Back in the day there were two songwriters, Ian and Liza, and their two bands, the Larch and Liza & the WonderWheels. The Larch was Ian’s band – he played lead guitar and Liza played keys. They sounded like Squeeze or Elvis Costello. Their final two albums – assuming that the band is finished at this point – are among the most brilliantly catchy, subtly venomous lyrical rock releases in recent New York music history.
Liza played rhythm guitar and keys while Ian played lead in Liza & the WonderWheels, who interestingly enough, were one of this city’s great jambands over the past fifteen years or so. Other than Sister Sparrow & the Dirty Birds, it’s hard to think of another female-fronted psychedelic band who were so consistently good.
Attrition set in, the rhythm section in both Ian and Liza’s bands went through some changes – you know, New York brain drain, rents going up, people getting forced out, ad nauseum – and Liza and the WonderWheels morphed into Tracy Island. Meanwhile, the Larch faced the same dilemma and eventually turned into Dada Paradox, who have a show this coming Friday, March 25 at 8 PM at Freddy’s. Either way, both bands are basically Ian and Liza – who eventually married, but have so far avoided becoming a couplecore band, not only once but twice. That might seem like a major achievement, but it’s no big deal when you consider that Ian and Liza Roure would never write a song about the joys of shopping unless they were being very, very sarcastic.
This blog has yet to cover Dada Paradox, but back in November at Bowery Electric, Tracy Island played a show for the cognoscenti. There was probably as much talent in the crowd as there was onstage. Rebecca Turner and her band opened the night with a richly jangly set that put a teens Brooklyn update on 60s/70s Laurel Canyon psychedelic folk, John Sharples taking centerstage on several of the songs with his tersely gorgeous twelve-string lead guitar lines. John Pinamonti, another excellent, judicious twelve-string player, used to be this band’s lead player, and Sharples took his already formidable approach to a new level. Meanwhile, Turner her drummer and her melodic bassist Scott Anthony aired out a bunch of new material as well as old favorites like Brooklyn Is So Big, an ever more bittersweet shout-out to the borough and its ever more widely dispersed artistic class.
The Kennedys headlined, playing guitarmeister Pete Kennedy’s latest solo album Heart of Gotham from start to finish, his wife Maura on soaring vocal harmonies and rhythm guitar. “Down on the corner of hope and glory, to a place called Union Square,” they sang, two voices rising to anthemic proportions that most stadium rock bands can only dream of, in tribute to the many cultures that built New York into one of the world’s great cities until the luxury condo pestilence began wiping it out.

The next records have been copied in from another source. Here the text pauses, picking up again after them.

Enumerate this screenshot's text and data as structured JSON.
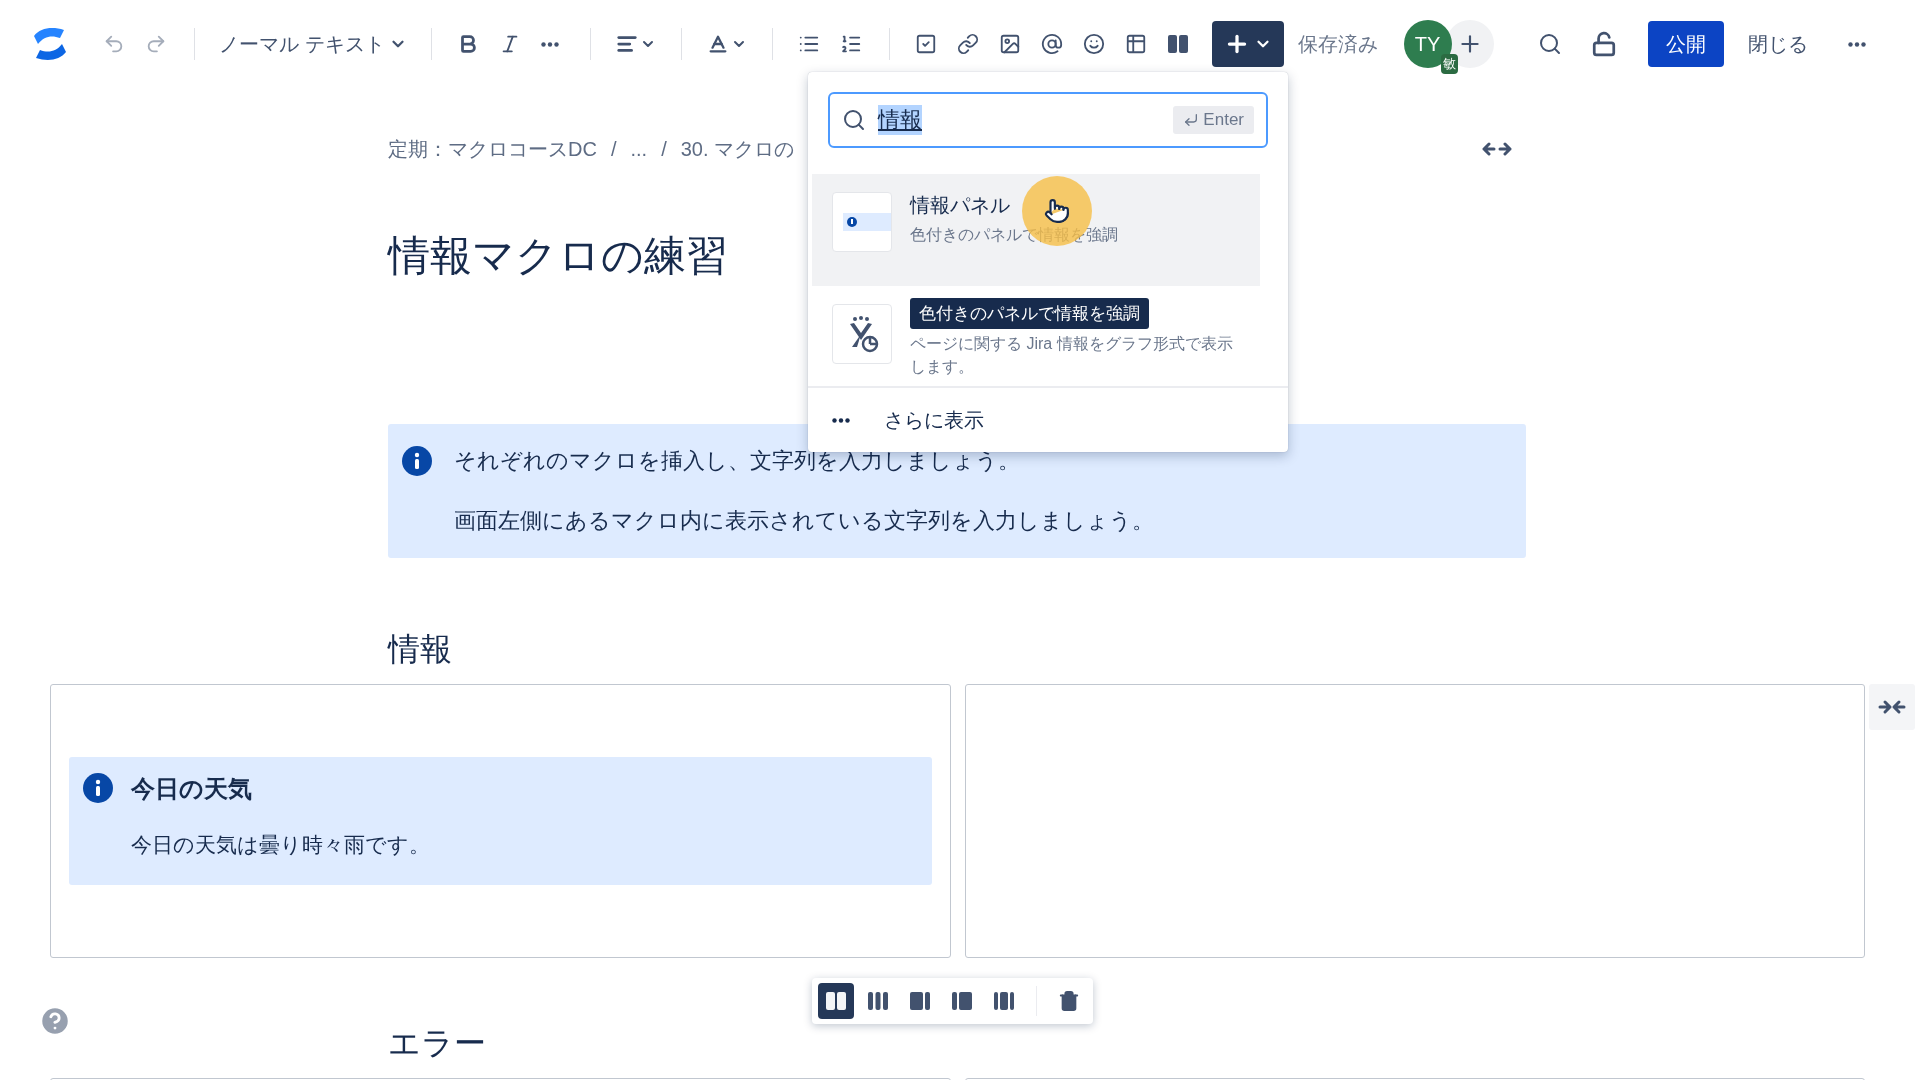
{
  "toolbar": {
    "items": [
      {
        "kind": "undo",
        "disabled": true
      },
      {
        "kind": "redo",
        "disabled": true
      },
      {
        "kind": "divider"
      },
      {
        "kind": "text_style",
        "label": "ノーマル テキスト"
      },
      {
        "kind": "divider"
      },
      {
        "kind": "bold"
      },
      {
        "kind": "italic"
      },
      {
        "kind": "more"
      },
      {
        "kind": "divider"
      },
      {
        "kind": "align"
      },
      {
        "kind": "divider"
      },
      {
        "kind": "text_color"
      },
      {
        "kind": "divider"
      },
      {
        "kind": "bullet_list"
      },
      {
        "kind": "numbered_list"
      },
      {
        "kind": "divider"
      },
      {
        "kind": "task"
      },
      {
        "kind": "link"
      },
      {
        "kind": "image"
      },
      {
        "kind": "mention"
      },
      {
        "kind": "emoji"
      },
      {
        "kind": "table"
      },
      {
        "kind": "layout"
      },
      {
        "kind": "insert",
        "expanded": true
      }
    ],
    "status": "保存済み",
    "avatar": {
      "initials": "TY",
      "badge": "敏"
    },
    "publish": "公開",
    "close": "閉じる"
  },
  "insert_menu": {
    "search": {
      "value": "情報",
      "hint": "Enter"
    },
    "items": [
      {
        "kind": "info",
        "title": "情報パネル",
        "description": "色付きのパネルで情報を強調",
        "selected": true
      },
      {
        "kind": "jira",
        "description": "ページに関する Jira 情報をグラフ形式で表示します。",
        "selected": false
      }
    ],
    "more": "さらに表示",
    "tooltip": "色付きのパネルで情報を強調"
  },
  "breadcrumb": {
    "separator": "/",
    "items": [
      "定期：マクロコースDC",
      "...",
      "30. マクロの"
    ]
  },
  "title": "情報マクロの練習",
  "info_panel": {
    "lines": [
      "それぞれのマクロを挿入し、文字列を入力しましょう。",
      "画面左側にあるマクロ内に表示されている文字列を入力しましょう。"
    ]
  },
  "sections": [
    {
      "heading": "情報",
      "columns": [
        {
          "panel": {
            "title": "今日の天気",
            "body": "今日の天気は曇り時々雨です。"
          }
        },
        {}
      ]
    },
    {
      "heading": "エラー",
      "columns": [
        {},
        {}
      ]
    }
  ],
  "layout_toolbar": {
    "options": [
      {
        "kind": "two",
        "selected": true
      },
      {
        "kind": "three",
        "selected": false
      },
      {
        "kind": "right_sidebar",
        "selected": false
      },
      {
        "kind": "left_sidebar",
        "selected": false
      },
      {
        "kind": "three_sidebars",
        "selected": false
      }
    ]
  }
}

A web of deliciously Byrdsy guitars mingled with rousing Celtic flourishes and slinky Pete Kennedy leads, the duo imagining Moses dreaming in the arms of Pharaoh’s Daughter. As a metaphor for a city, is that a ridiculous conceit, or something we can still aspire to? It felt awfully good to get a shot of optimism from these two.

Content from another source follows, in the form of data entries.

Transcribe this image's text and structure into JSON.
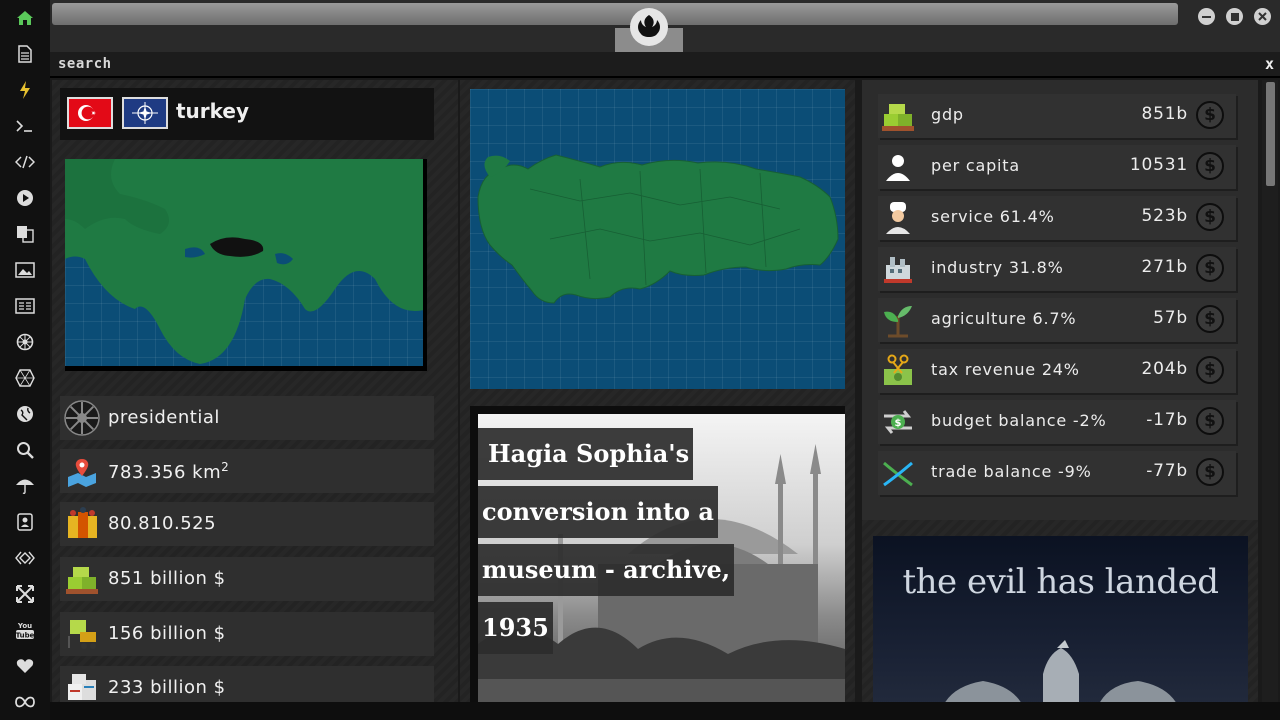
{
  "window": {
    "search_label": "search",
    "close_label": "x"
  },
  "rail_icons": [
    "home-icon",
    "document-icon",
    "lightning-icon",
    "terminal-icon",
    "code-icon",
    "play-icon",
    "translate-icon",
    "image-icon",
    "newspaper-icon",
    "rebel-icon",
    "hexagon-icon",
    "globe-icon",
    "search-icon",
    "umbrella-icon",
    "contact-icon",
    "diamond-icon",
    "shuffle-icon",
    "youtube-icon",
    "heart-icon",
    "infinity-icon"
  ],
  "country": {
    "name": "turkey",
    "government": "presidential",
    "area": "783.356 km",
    "area_unit_sup": "2",
    "population": "80.810.525",
    "gdp": "851 billion $",
    "row5": "156 billion $",
    "row6": "233 billion $"
  },
  "news": {
    "lines": [
      "Hagia Sophia's",
      "conversion into a",
      "museum - archive,",
      "1935"
    ]
  },
  "stats": [
    {
      "label": "gdp",
      "value": "851b"
    },
    {
      "label": "per capita",
      "value": "10531"
    },
    {
      "label": "service 61.4%",
      "value": "523b"
    },
    {
      "label": "industry 31.8%",
      "value": "271b"
    },
    {
      "label": "agriculture 6.7%",
      "value": "57b"
    },
    {
      "label": "tax revenue 24%",
      "value": "204b"
    },
    {
      "label": "budget balance -2%",
      "value": "-17b"
    },
    {
      "label": "trade balance -9%",
      "value": "-77b"
    }
  ],
  "currency_symbol": "$",
  "promo": {
    "title": "the evil has landed"
  },
  "colors": {
    "accent_green": "#5ac85a",
    "map_land": "#1f7a43",
    "map_sea": "#0b4d76",
    "turkey_highlight": "#111111"
  }
}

Tracy Island were sandwiched between the two acts, playing the album release show for their debut, War No More. They opened with the catchy, vamping What You Want, a springboard for Liza’s jaunty, seductive vocals. The most delicious moment of the night was when they launched into Eddie Come Down. which is less an entreaty to a would-be suicide than it is an order to a crazy dude to pull his shit together. It wasn’t recognizable at first, Liza’s lingering blue-flame resonance against Ian’s resonantly evil slide lines. With just the two guitars, it brought to mind Richard Lloyd and Tom Verlaine dueling it out circa 1978, but with vocals that were cool, mentholated, on key, anchoring the stampede as Ian spun wild paisley underground circles against the center. They took it down to almost silence, then back up: if you’ve ever seen the Dream Syndicate, it was like that, just without drums. Back in the day it was the WonderWheels’ big showstopper: they’d go on for ten minutes or more if they were in the mood. Check out the Hall of Eds (hit the listen button and then scroll all the way down) for some of the most enjoyable moments from the last ten years or so of NYC jamband history.
The rest of the set had the jangle and clang and wah and scream going full steam. The catchy, sardonic faux-futurist Where’s My Robot Maid had a stairstepping, axe-murderer solo midway through. From there they rose from a cynical, brooding, minor-key New Depresssion anthem to summery post-Velvets ambience under Liza’s soaring, operatic vocals, then a shuffling, upbeat, Television-ish number. After that they worked an insistent Saturday Nigtht’s All Right for Fighting riff into a characteristically defiant Liza chorus, a reference to a classic punk anthem by X. And with Meet the Animal, they built a distantly simmering, sultry, psychedelic menace, Liza’s voice matched by Ians’s creepy washes of wah guitar. There will probably be many moments like these Friday night at Freddy’s.